YOUR GOAL:
Copy each line of the records that includes "JSON".
[DATA FOR REVIEW Boundary: Start]
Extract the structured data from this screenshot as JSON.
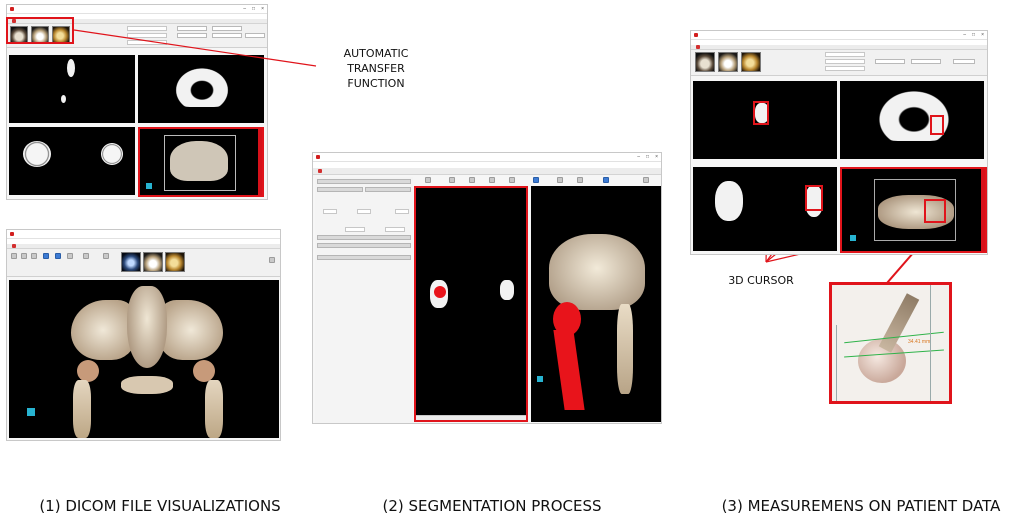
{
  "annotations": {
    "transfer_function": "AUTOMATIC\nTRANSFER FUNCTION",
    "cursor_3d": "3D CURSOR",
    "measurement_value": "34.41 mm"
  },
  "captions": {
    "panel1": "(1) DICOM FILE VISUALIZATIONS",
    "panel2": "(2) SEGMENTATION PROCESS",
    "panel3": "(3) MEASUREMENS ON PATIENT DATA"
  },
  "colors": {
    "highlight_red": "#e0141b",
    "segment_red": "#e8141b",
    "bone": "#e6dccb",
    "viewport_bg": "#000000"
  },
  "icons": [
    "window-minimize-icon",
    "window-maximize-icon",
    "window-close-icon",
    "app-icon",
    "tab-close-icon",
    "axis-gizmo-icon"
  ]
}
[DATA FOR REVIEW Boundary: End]
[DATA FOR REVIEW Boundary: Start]
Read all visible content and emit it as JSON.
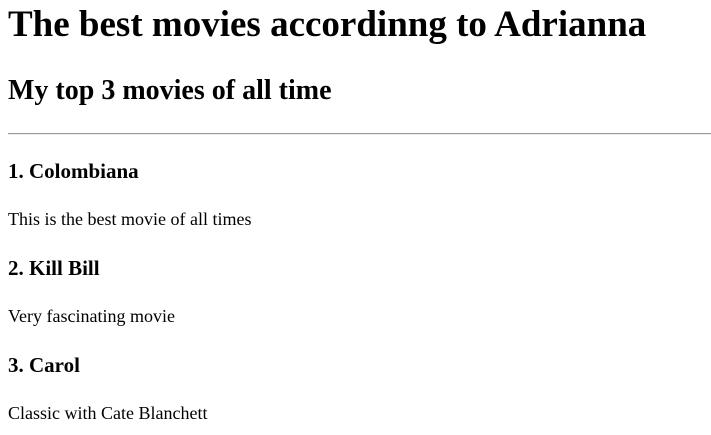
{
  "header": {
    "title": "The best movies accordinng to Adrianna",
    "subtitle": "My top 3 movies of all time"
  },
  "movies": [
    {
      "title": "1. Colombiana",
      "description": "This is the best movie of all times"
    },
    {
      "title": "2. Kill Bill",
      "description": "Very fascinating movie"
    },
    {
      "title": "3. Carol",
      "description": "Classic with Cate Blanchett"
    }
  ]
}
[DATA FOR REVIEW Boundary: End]
RESPONSE:
Extract the structured data from this screenshot as JSON.
Read all visible content and emit it as JSON.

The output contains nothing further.